The condition – known as postprandial hypotension – can result in sufferers fainting soon after they’ve eaten, which increases their risk of injury. This is of particular concern for older patients, who are more likely to require hospitalisation after a fall.
A new study involving researchers and clinicians from the University of Adelaide and Royal Adelaide Hospital is investigating this problem in sufferers of Parkinson’s disease.
Speaking in the lead up to World Parkinson’s Day (Thursday 11 April), study leader Professor Karen Jones says it is still not well understood why many sufferers of Parkinson’s experience such a major fall in blood pressure after eating.
“Postprandial hypotension is poorly understood by the medical profession, and there is low awareness of the condition among general practitioners and in the community.

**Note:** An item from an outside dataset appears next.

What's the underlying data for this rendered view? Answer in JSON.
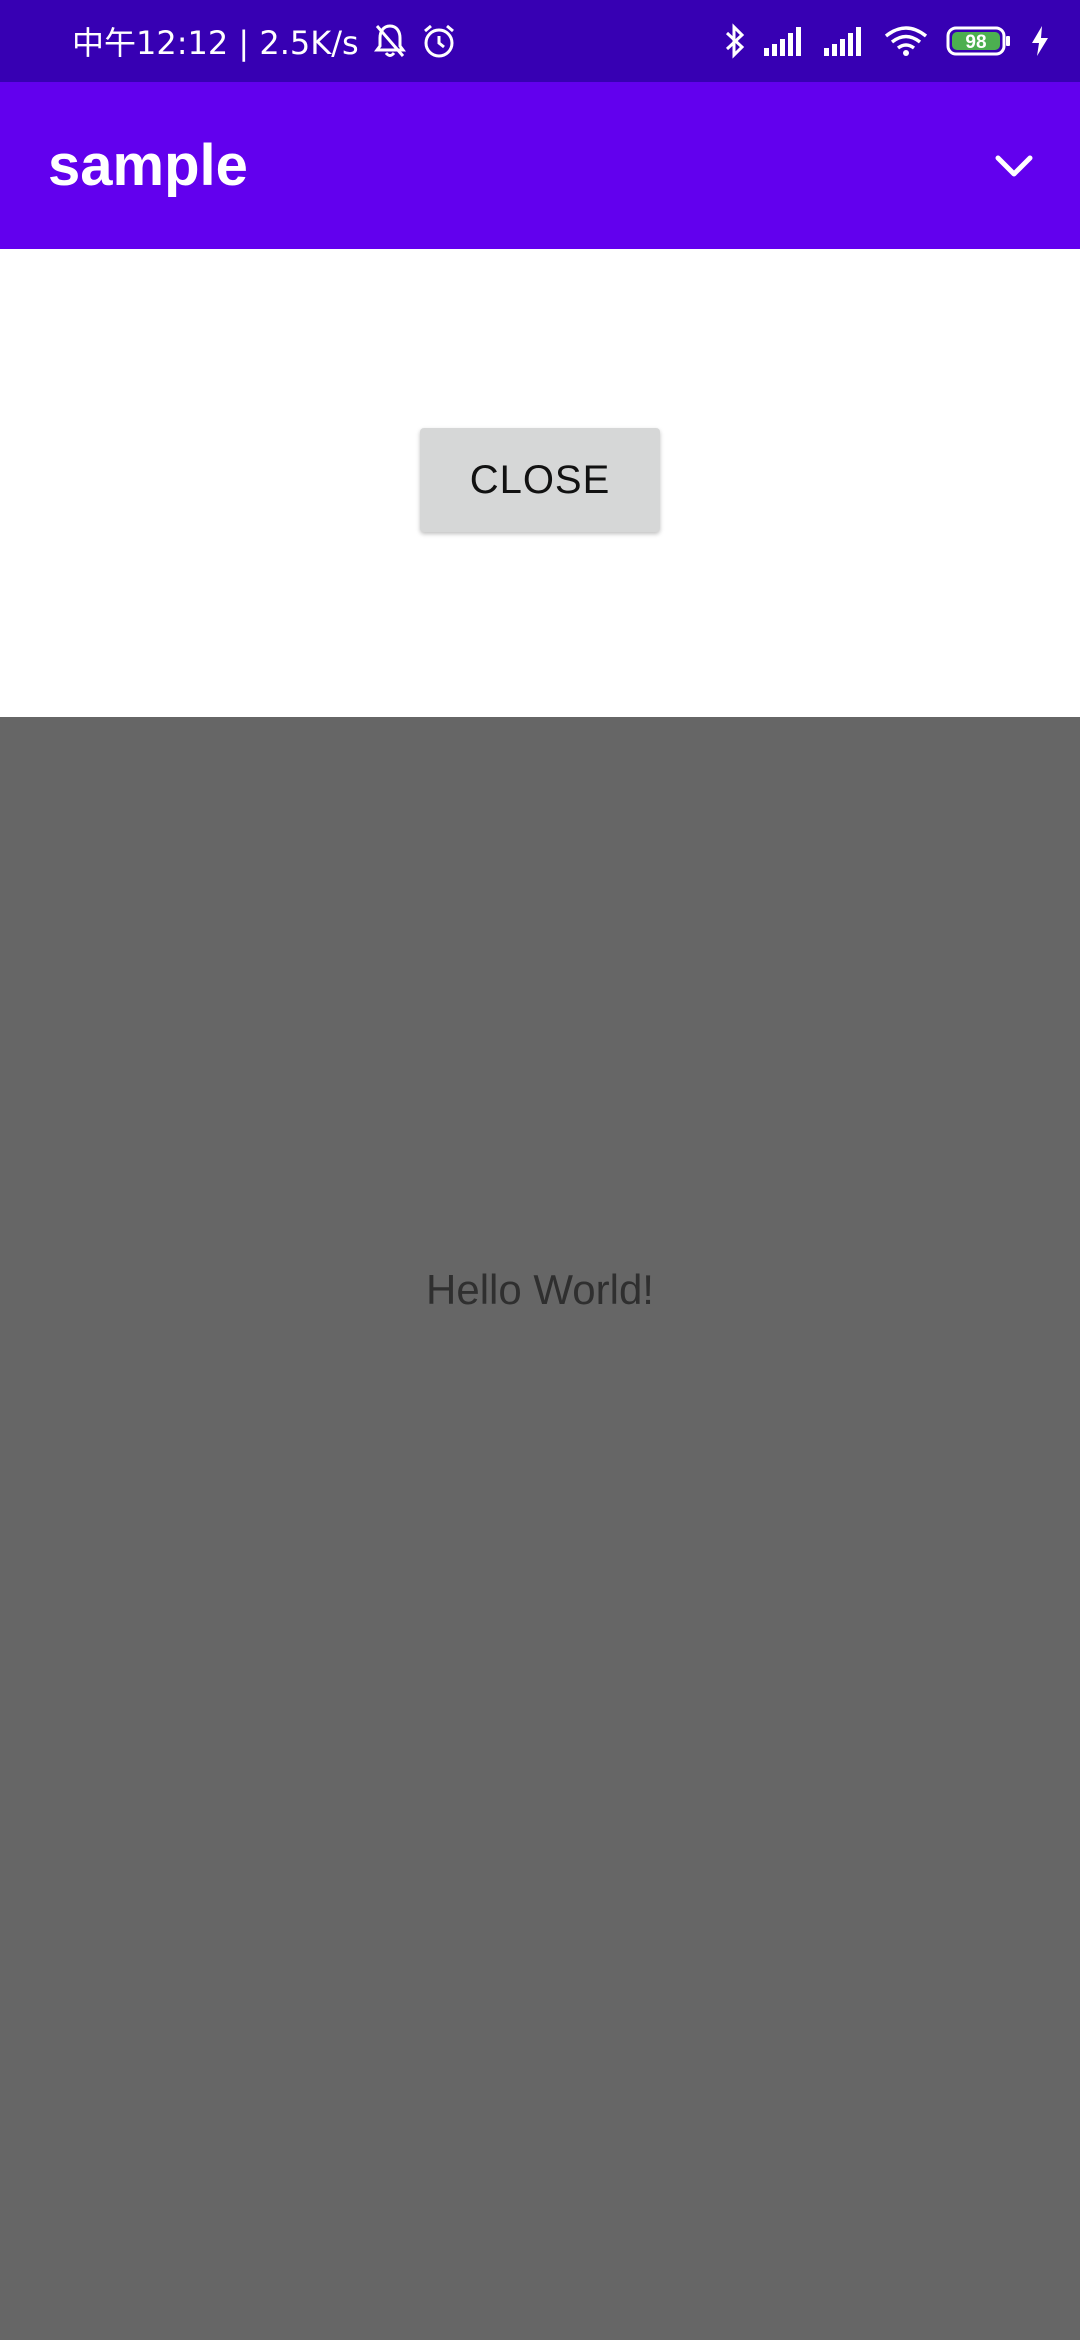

It is distinct from a fall in blood pressure that occurs with standing, and there is no effective treatment,” says Professor Jones, from the University of Adelaide’s School of Medicine and the Royal Adelaide Hospital’s Endocrine and Metabolic Unit.
“The research we’re conducting will help us better understand the mechanisms involved in postprandial hypotension, so we hope it will be of great benefit to sufferers of Parkinson’s and other diseases that are complicated by this problem.”
The study is being conducted by School of Medicine PhD student Laurence Trahair, who is specifically looking at the relationship between gastric emptying and blood pressure.
“How quickly the stomach empties food into the intestine, and the changes this produces in intestinal blood flow, may be the key to better understanding why marked falls in blood pressure after a meal occur in these patients,” Mr Trahair says.
“Abnormal rates of gastric emptying – either too fast or too slow – can be triggered by a range of causes, including medication commonly used to treat Parkinson’s disease, so a better understanding of the rate of gastric emptying in these patients will be important for this study.
“Up to 50% of Parkinson’s sufferers are believed to experience postprandial hypotension, so our research could potentially help a large number of people.”
This research is being conducted in collaboration with Associate Professor Thomas Kimber, neurologist at the Royal Adelaide Hospital, and is supported by a grant from the Royal Adelaide Hospital Research Fund.
The University of Adelaide